Circulating tumor cells (CTCs) are cells that have detached from a primary tumor and circulate in the bloodstream. CTCs can be considered the seeds for the subsequent growth of additional tumors (metastases); therefore, CTCs are capable of metastasizing to other areas of the body and may create new tumors in different tissues or organs. Typically, an elevation in CTCs at any time during the clinical treatment of cancers is an indicator of cancer progression.
There are several types of CTCs that have variable characteristics and morphologies involving their nucleus, cell size, fragmentations and cytoplasmic characteristics, and cell clusters. These differences in cellular characteristics and morphology can be important in identifying the prognostic and therapeutic implications for the disease.
Clinically, when CTCs are present in the bloodstream, they exist in very small amounts. In patients with metastatic disease, CTCs are typically found in frequencies on the order of 1–10 CTC per mL of whole blood. It is estimated that among the cells that have detached from the primary tumor, only 0.01% can form metastases. Because of the low frequency of CTCs in the bloodstream, their detection can be difficult. This difficulty requires technologies and approaches for CTC identification capable of isolating 1 CTC per mL of blood and able to identify the various CTC types in sufficiently high definition and quantity to meet diagnostic criteria.

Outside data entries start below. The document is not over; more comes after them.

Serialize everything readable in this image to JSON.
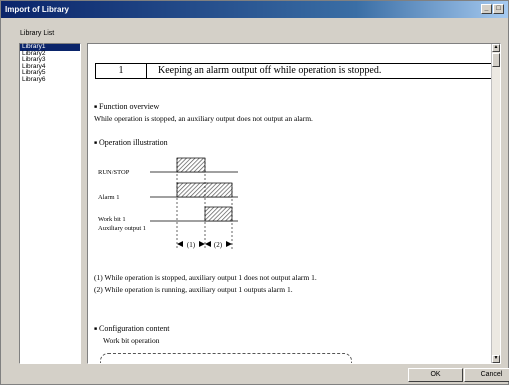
{
  "window": {
    "title": "Import of Library"
  },
  "library_list": {
    "label": "Library List",
    "items": [
      "Library1",
      "Library2",
      "Library3",
      "Library4",
      "Library5",
      "Library6"
    ],
    "selected_index": 0
  },
  "content": {
    "heading_number": "1",
    "heading_title": "Keeping an alarm output off while operation is stopped.",
    "function_overview_title": "Function overview",
    "function_overview_text": "While operation is stopped, an auxiliary output does not output an alarm.",
    "operation_illustration_title": "Operation illustration",
    "signals": {
      "run_stop": "RUN/STOP",
      "alarm1": "Alarm 1",
      "work_bit": "Work bit 1",
      "aux_output": "Auxiliary output 1"
    },
    "interval1": "(1)",
    "interval2": "(2)",
    "note1": "(1)  While operation is stopped, auxiliary output 1 does not output alarm 1.",
    "note2": "(2)  While operation is running, auxiliary output 1 outputs alarm 1.",
    "configuration_title": "Configuration content",
    "configuration_text": "Work bit operation",
    "bullet_glyph": "■"
  },
  "buttons": {
    "ok": "OK",
    "cancel": "Cancel"
  }
}
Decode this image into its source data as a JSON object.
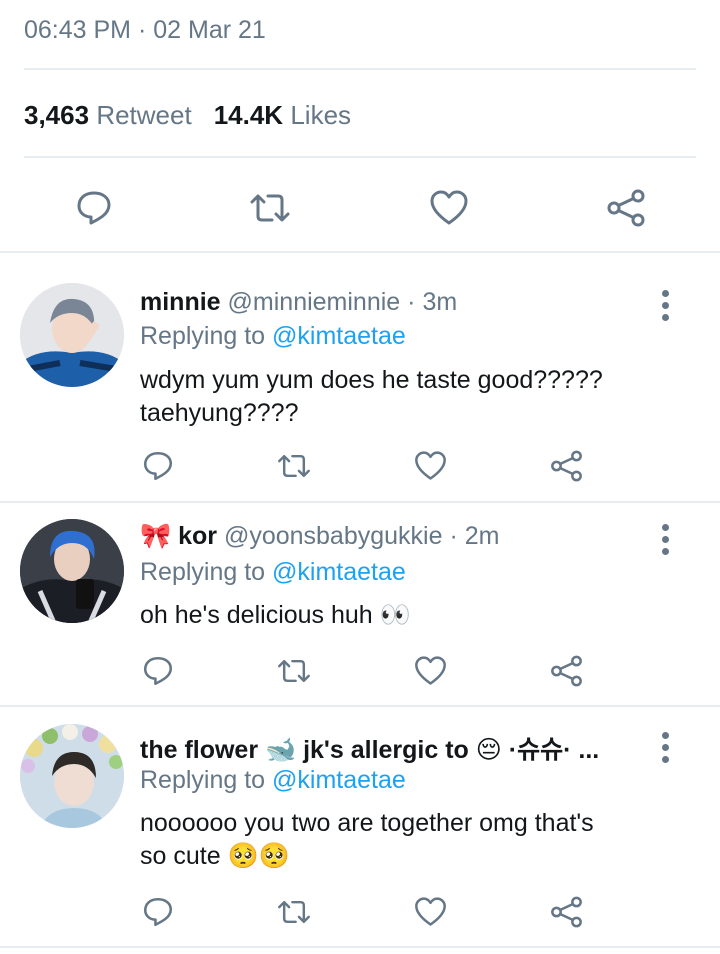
{
  "tweet": {
    "time": "06:43 PM",
    "separator": "·",
    "date": "02 Mar 21",
    "retweet_count": "3,463",
    "retweet_label": "Retweet",
    "likes_count": "14.4K",
    "likes_label": "Likes"
  },
  "replies": [
    {
      "display_name": "minnie",
      "handle": "@minnieminnie",
      "time": "3m",
      "replying_prefix": "Replying to",
      "replying_to": "@kimtaetae",
      "text": "wdym yum yum does he taste good?????\ntaehyung????"
    },
    {
      "display_name": "🎀 kor",
      "handle": "@yoonsbabygukkie",
      "time": "2m",
      "replying_prefix": "Replying to",
      "replying_to": "@kimtaetae",
      "text": "oh he's delicious huh 👀"
    },
    {
      "display_name": "the flower 🐋 jk's allergic to 😔 ·슈슈· ...",
      "handle": "",
      "time": "",
      "replying_prefix": "Replying to",
      "replying_to": "@kimtaetae",
      "text": "noooooo you two are together omg that's\nso cute 🥺🥺"
    }
  ],
  "icons": {
    "reply": "reply-bubble-icon",
    "retweet": "retweet-icon",
    "like": "heart-icon",
    "share": "share-icon",
    "more": "more-vertical-icon"
  },
  "colors": {
    "text": "#14171a",
    "secondary": "#657786",
    "link": "#1da1f2",
    "divider": "#e6ecf0"
  }
}
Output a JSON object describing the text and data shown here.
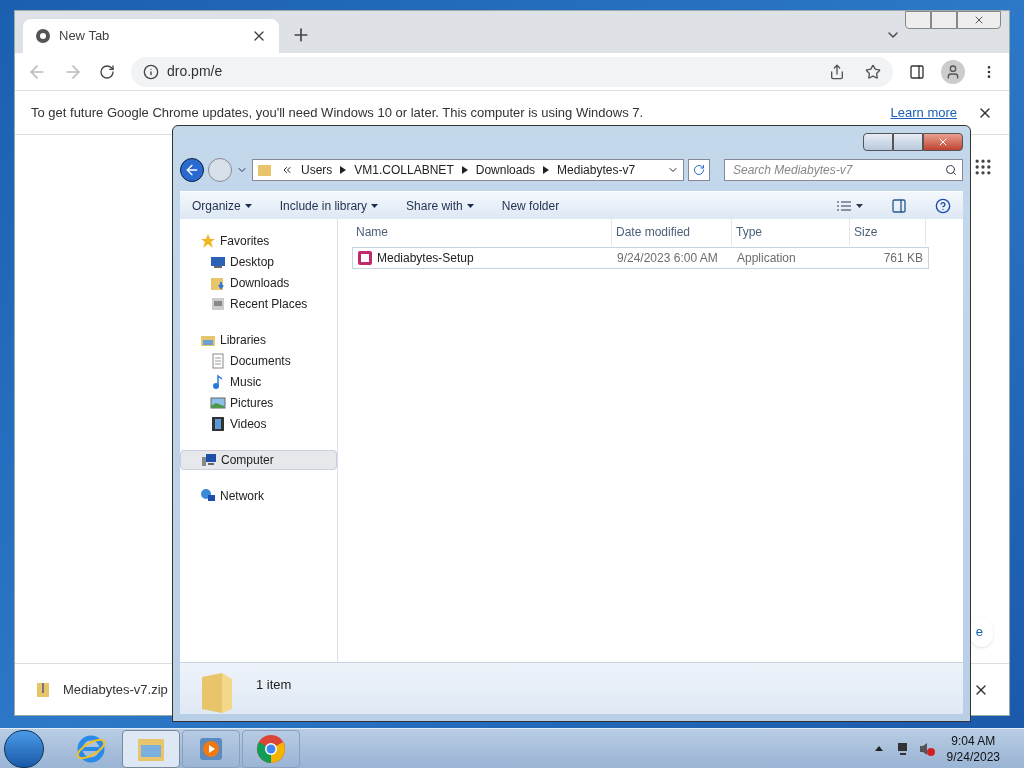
{
  "browser": {
    "tab": {
      "title": "New Tab"
    },
    "address": "dro.pm/e",
    "infobar": {
      "message": "To get future Google Chrome updates, you'll need Windows 10 or later. This computer is using Windows 7.",
      "link": "Learn more"
    },
    "partial_button": "e",
    "download": {
      "file": "Mediabytes-v7.zip"
    }
  },
  "explorer": {
    "breadcrumb": [
      "Users",
      "VM1.COLLABNET",
      "Downloads",
      "Mediabytes-v7"
    ],
    "search": {
      "placeholder": "Search Mediabytes-v7"
    },
    "commands": [
      {
        "label": "Organize",
        "dropdown": true
      },
      {
        "label": "Include in library",
        "dropdown": true
      },
      {
        "label": "Share with",
        "dropdown": true
      },
      {
        "label": "New folder",
        "dropdown": false
      }
    ],
    "nav": [
      {
        "label": "Favorites",
        "kind": "star",
        "selected": false,
        "children": [
          {
            "label": "Desktop",
            "kind": "desktop",
            "selected": false
          },
          {
            "label": "Downloads",
            "kind": "downloads",
            "selected": false
          },
          {
            "label": "Recent Places",
            "kind": "recent",
            "selected": false
          }
        ]
      },
      {
        "label": "Libraries",
        "kind": "library",
        "selected": false,
        "children": [
          {
            "label": "Documents",
            "kind": "documents",
            "selected": false
          },
          {
            "label": "Music",
            "kind": "music",
            "selected": false
          },
          {
            "label": "Pictures",
            "kind": "pictures",
            "selected": false
          },
          {
            "label": "Videos",
            "kind": "videos",
            "selected": false
          }
        ]
      },
      {
        "label": "Computer",
        "kind": "computer",
        "selected": true
      },
      {
        "label": "Network",
        "kind": "network",
        "selected": false
      }
    ],
    "columns": [
      "Name",
      "Date modified",
      "Type",
      "Size"
    ],
    "rows": [
      {
        "name": "Mediabytes-Setup",
        "date": "9/24/2023 6:00 AM",
        "type": "Application",
        "size": "761 KB",
        "selected": false
      }
    ],
    "status": "1 item"
  },
  "taskbar": {
    "apps": [
      {
        "kind": "ie",
        "selected": false
      },
      {
        "kind": "explorer",
        "selected": true
      },
      {
        "kind": "media",
        "selected": false
      },
      {
        "kind": "chrome",
        "selected": false
      }
    ],
    "time": "9:04 AM",
    "date": "9/24/2023"
  }
}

To date, CTCs have been detected in several cancers including breast, prostate, lung, and colon. A variety of methods have been developed to isolate and identify CTCs; however, at this time the only FDA-approved method for enumeration of CTCs in whole blood is the CELLSEARCH® system. Extensive clinical testing using this method has demonstrated that the presence of CTCs in the bloodstream is a strong prognostic factor for assessing overall survival in patients with metastatic breast, colorectal, or prostate cancer.